No. They are agents of the state and 5A applies.

Cokebottle
01-24-2010, 10:52 AM
Are you legally obligated to reply to the ATF if they called (or came to your door) regarding a multiple purchase of handguns?
Reply?
Never.
5A
Your wife is also not obligated to speak to them.

Allow them entry?
4A... only with a warrant.

SanPedroShooter
01-24-2010, 11:05 AM
No warrant, no entry. That should be clear to everyone at this point.

I got a notice on my door a while back informing me that the City of Los Angeles was checking all rental properties to insure that there weren't any unhealthy conditions or safety issues, like faulty smoke alarms, in rental units. The landlord was to accompany the guy from the city.

They knocked, and I told them that the landlord was welcome to inspect my dwelling as it is his right to do so with proper prior notification. But I told the guy from the city that he would have to obtain a warrant, and return with a sworn officer to execute same. Otherwise, eff off. He got huffy as hell, telling me that he could cite precedent that made it so he did not need a warrant.
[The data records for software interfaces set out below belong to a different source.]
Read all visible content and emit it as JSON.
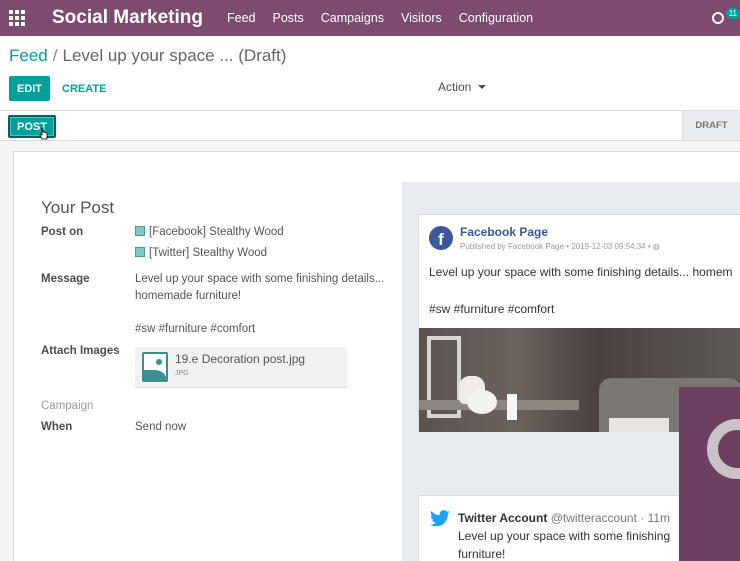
{
  "navbar": {
    "app_title": "Social Marketing",
    "menu": [
      "Feed",
      "Posts",
      "Campaigns",
      "Visitors",
      "Configuration"
    ],
    "badge": "11"
  },
  "breadcrumb": {
    "parent": "Feed",
    "separator": "/",
    "current": "Level up your space ... (Draft)"
  },
  "toolbar": {
    "edit_label": "EDIT",
    "create_label": "CREATE",
    "action_label": "Action"
  },
  "statusbar": {
    "post_label": "POST",
    "status": "DRAFT"
  },
  "form": {
    "section_title": "Your Post",
    "post_on_label": "Post on",
    "accounts": [
      "[Facebook] Stealthy Wood",
      "[Twitter] Stealthy Wood"
    ],
    "message_label": "Message",
    "message_lines": [
      "Level up your space with some finishing details...",
      "homemade furniture!",
      "#sw #furniture #comfort"
    ],
    "attach_label": "Attach Images",
    "attachment_name": "19.e Decoration post.jpg",
    "attachment_type": "JPG",
    "campaign_label": "Campaign",
    "when_label": "When",
    "when_value": "Send now"
  },
  "preview": {
    "facebook": {
      "page_name": "Facebook Page",
      "meta": "Published by Facebook Page • 2019-12-03 09:54:34 •",
      "text": "Level up your space with some finishing details... homem",
      "tags": "#sw #furniture #comfort"
    },
    "twitter": {
      "account": "Twitter Account",
      "handle": "@twitteraccount · 11m",
      "text_line1": "Level up your space with some finishing",
      "text_line2": "furniture!"
    }
  },
  "colors": {
    "navbar": "#7c4b6e",
    "primary": "#00a09d",
    "facebook": "#3b5998",
    "twitter": "#1da1f2"
  }
}
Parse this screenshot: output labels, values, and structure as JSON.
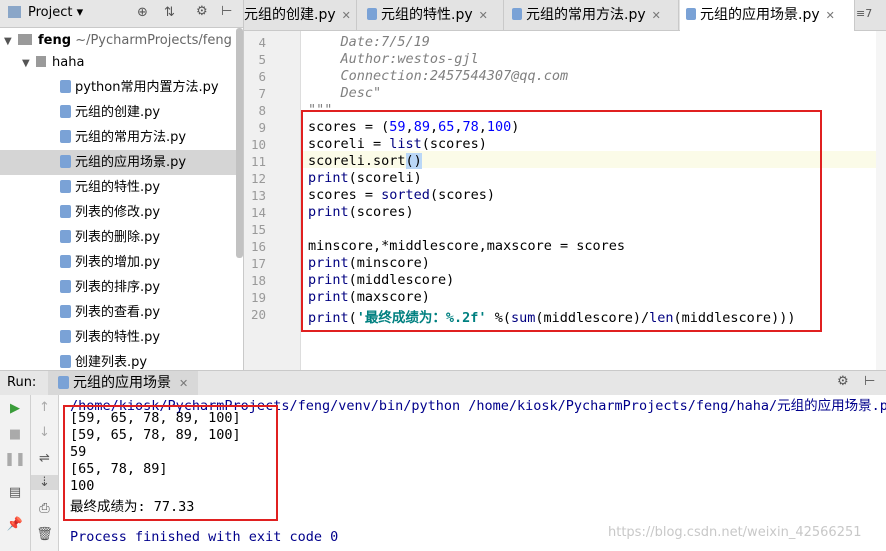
{
  "project": {
    "title": "Project",
    "root_label": "feng",
    "root_path": "~/PycharmProjects/feng",
    "folder": "haha",
    "files": [
      "python常用内置方法.py",
      "元组的创建.py",
      "元组的常用方法.py",
      "元组的应用场景.py",
      "元组的特性.py",
      "列表的修改.py",
      "列表的删除.py",
      "列表的增加.py",
      "列表的排序.py",
      "列表的查看.py",
      "列表的特性.py",
      "创建列表.py"
    ],
    "selected_file": "元组的应用场景.py"
  },
  "tabs": [
    {
      "label": "元组的创建.py"
    },
    {
      "label": "元组的特性.py"
    },
    {
      "label": "元组的常用方法.py"
    },
    {
      "label": "元组的应用场景.py",
      "active": true
    }
  ],
  "tab_overflow": "≡7",
  "editor": {
    "line_numbers": [
      "4",
      "5",
      "6",
      "7",
      "8",
      "9",
      "10",
      "11",
      "12",
      "13",
      "14",
      "15",
      "16",
      "17",
      "18",
      "19",
      "20"
    ],
    "lines": {
      "l4": "    Date:7/5/19",
      "l5": "    Author:westos-gjl",
      "l6": "    Connection:2457544307@qq.com",
      "l7": "    Desc\"",
      "l8": "\"\"\"",
      "l9_a": "scores = (",
      "l9_b": "59",
      "l9_c": ",",
      "l9_d": "89",
      "l9_e": ",",
      "l9_f": "65",
      "l9_g": ",",
      "l9_h": "78",
      "l9_i": ",",
      "l9_j": "100",
      "l9_k": ")",
      "l10_a": "scoreli = ",
      "l10_b": "list",
      "l10_c": "(scores)",
      "l11_a": "scoreli.sort",
      "l11_b": "()",
      "l12_a": "print",
      "l12_b": "(scoreli)",
      "l13_a": "scores = ",
      "l13_b": "sorted",
      "l13_c": "(scores)",
      "l14_a": "print",
      "l14_b": "(scores)",
      "l16": "minscore,*middlescore,maxscore = scores",
      "l17_a": "print",
      "l17_b": "(minscore)",
      "l18_a": "print",
      "l18_b": "(middlescore)",
      "l19_a": "print",
      "l19_b": "(maxscore)",
      "l20_a": "print",
      "l20_b": "(",
      "l20_c": "'最终成绩为：%.2f'",
      "l20_d": " %(",
      "l20_e": "sum",
      "l20_f": "(middlescore)/",
      "l20_g": "len",
      "l20_h": "(middlescore)))"
    }
  },
  "run": {
    "label": "Run:",
    "tab": "元组的应用场景",
    "command": "/home/kiosk/PycharmProjects/feng/venv/bin/python /home/kiosk/PycharmProjects/feng/haha/元组的应用场景.py",
    "output": [
      "[59, 65, 78, 89, 100]",
      "[59, 65, 78, 89, 100]",
      "59",
      "[65, 78, 89]",
      "100",
      "最终成绩为: 77.33"
    ],
    "exit": "Process finished with exit code 0"
  },
  "watermark": "https://blog.csdn.net/weixin_42566251",
  "colors": {
    "highlight_box": "#e02020",
    "keyword": "#000080",
    "number": "#0000ff",
    "string": "#008080"
  }
}
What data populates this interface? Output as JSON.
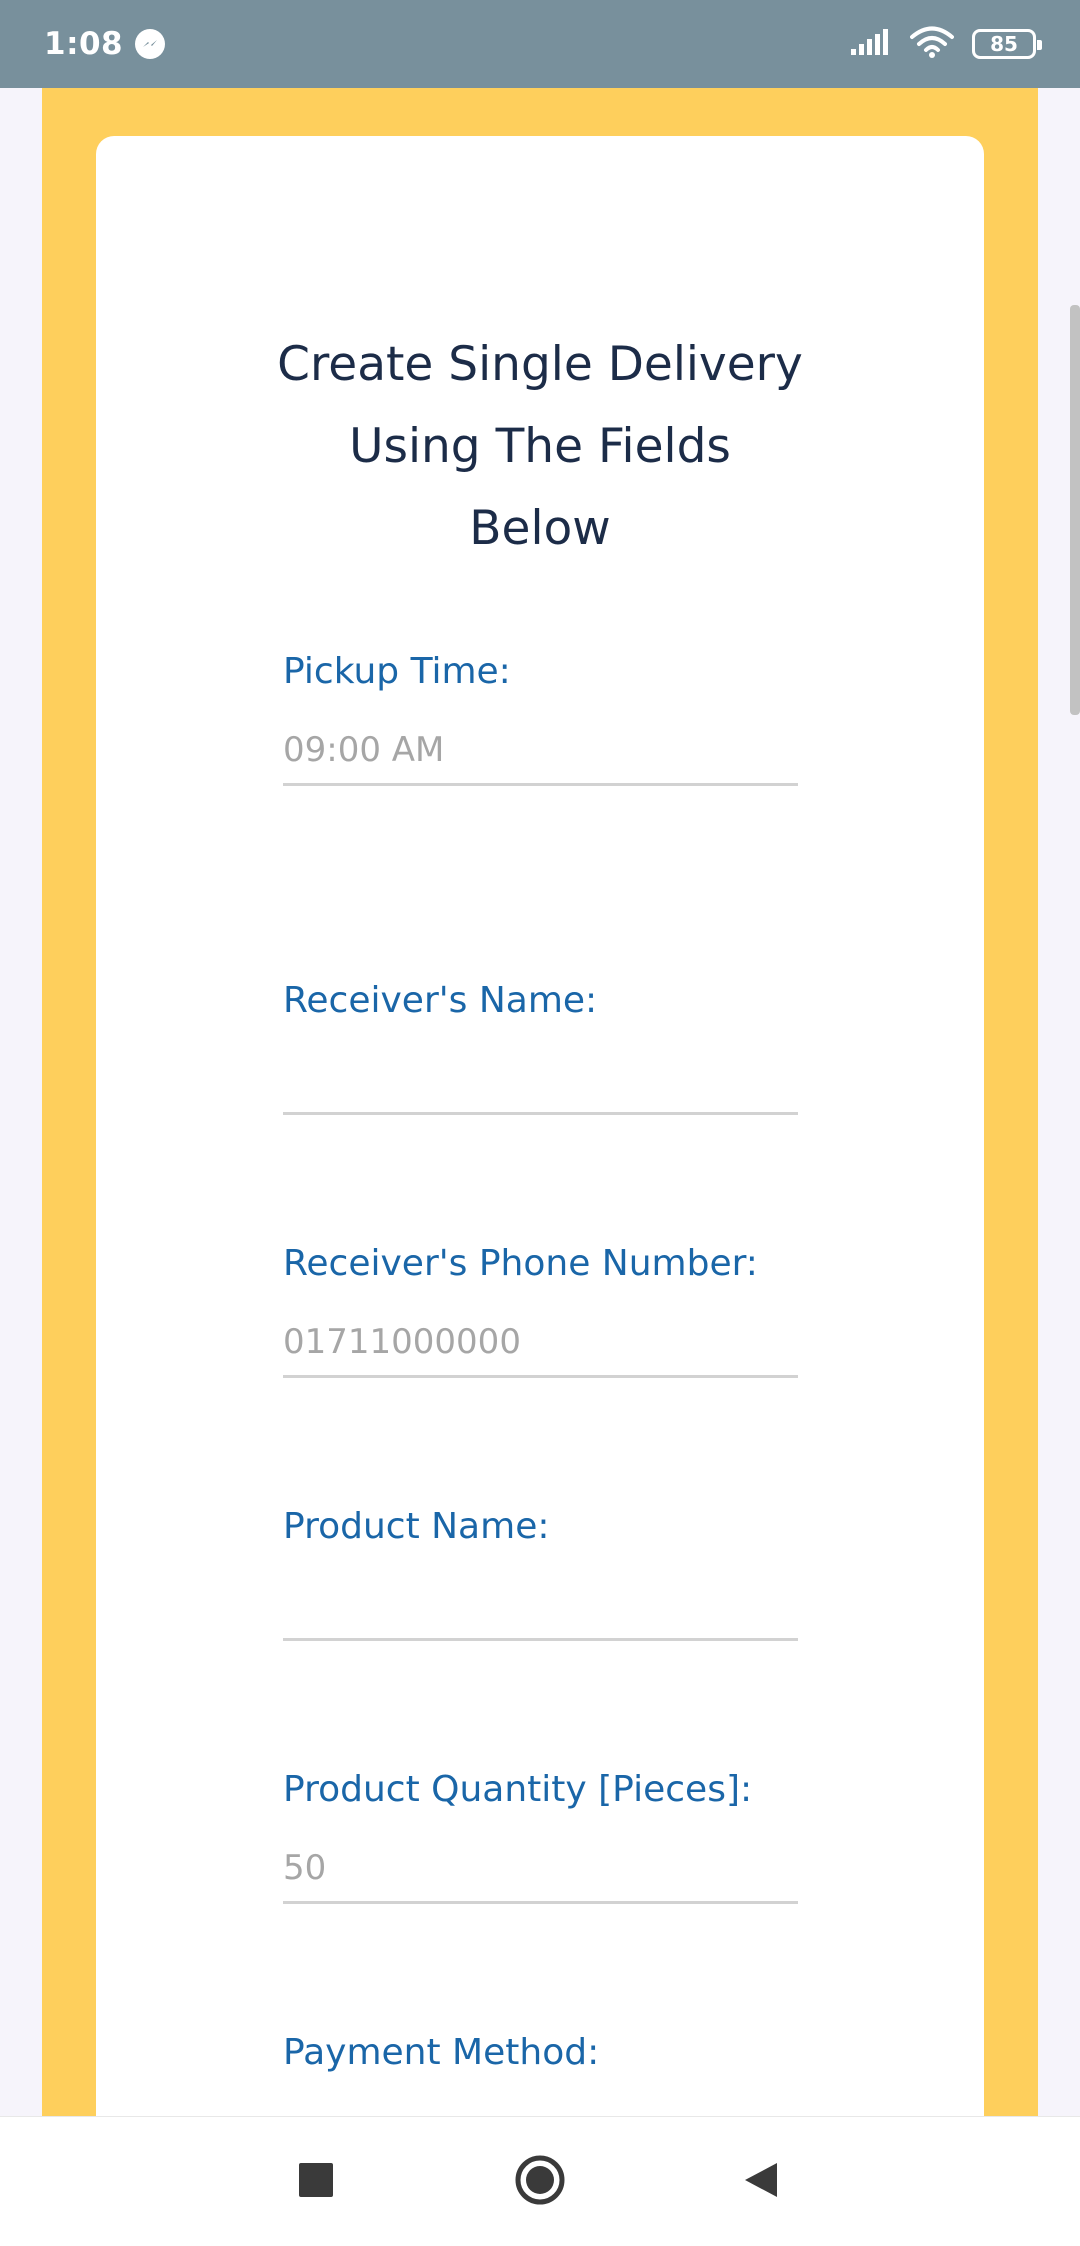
{
  "status_bar": {
    "time": "1:08",
    "battery": "85"
  },
  "form": {
    "title_lines": [
      "Create Single Delivery",
      "Using The Fields",
      "Below"
    ],
    "fields": [
      {
        "label": "Pickup Time:",
        "placeholder": "09:00 AM",
        "value": ""
      },
      {
        "label": "Receiver's Name:",
        "placeholder": "",
        "value": ""
      },
      {
        "label": "Receiver's Phone Number:",
        "placeholder": "01711000000",
        "value": ""
      },
      {
        "label": "Product Name:",
        "placeholder": "",
        "value": ""
      },
      {
        "label": "Product Quantity [Pieces]:",
        "placeholder": "50",
        "value": ""
      },
      {
        "label": "Payment Method:"
      }
    ]
  },
  "colors": {
    "status_bar": "#78909c",
    "frame": "#fecf5c",
    "label": "#1a66a8",
    "title": "#1c2c48"
  },
  "icons": {
    "status": [
      "messenger-icon",
      "signal-icon",
      "wifi-icon",
      "battery-icon"
    ],
    "nav": [
      "recents-icon",
      "home-icon",
      "back-icon"
    ]
  }
}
He left. NOBODY gets in without a warrant.

i got the same notice. it made me pretty uncomfortable, but i didnt think about refusing. now that i've started collecting firearms including ebr's i might think twice. can you be evicted for having guns in a rental? in this city i wouldnt be supprised.

Cokebottle
01-24-2010, 11:18 AM
can you be evicted for having guns in a rental? in this city i wouldnt be supprised.
Only if the prohibition is documented in the terms of your rental/lease agreement.

SanPedroShooter
01-24-2010, 11:24 AM
good point. i'll read through it again. i guess that property owners can restrict/prohibt any thing they want, as long as they dont violate the fair housing act (which should cover 2a IMO). i know a question about firearms was not on my lease agreament.

Cokebottle
01-24-2010, 11:38 AM
Probably wouldn't be a question... it would be in the full page of fine print:

By entering into agreement with Brady Properties INC, I voluntarily and with full knowledge agree that the following conditions will be grounds for termination of this agreement without prior notice and subject to eviction within 72 hours of The Brady Management Company becoming aware of the existence of such conditions: Any activity deemed illegal under Federal, State, County, or Municipal laws. Participation in any type of business activity. Possession of any type of firearm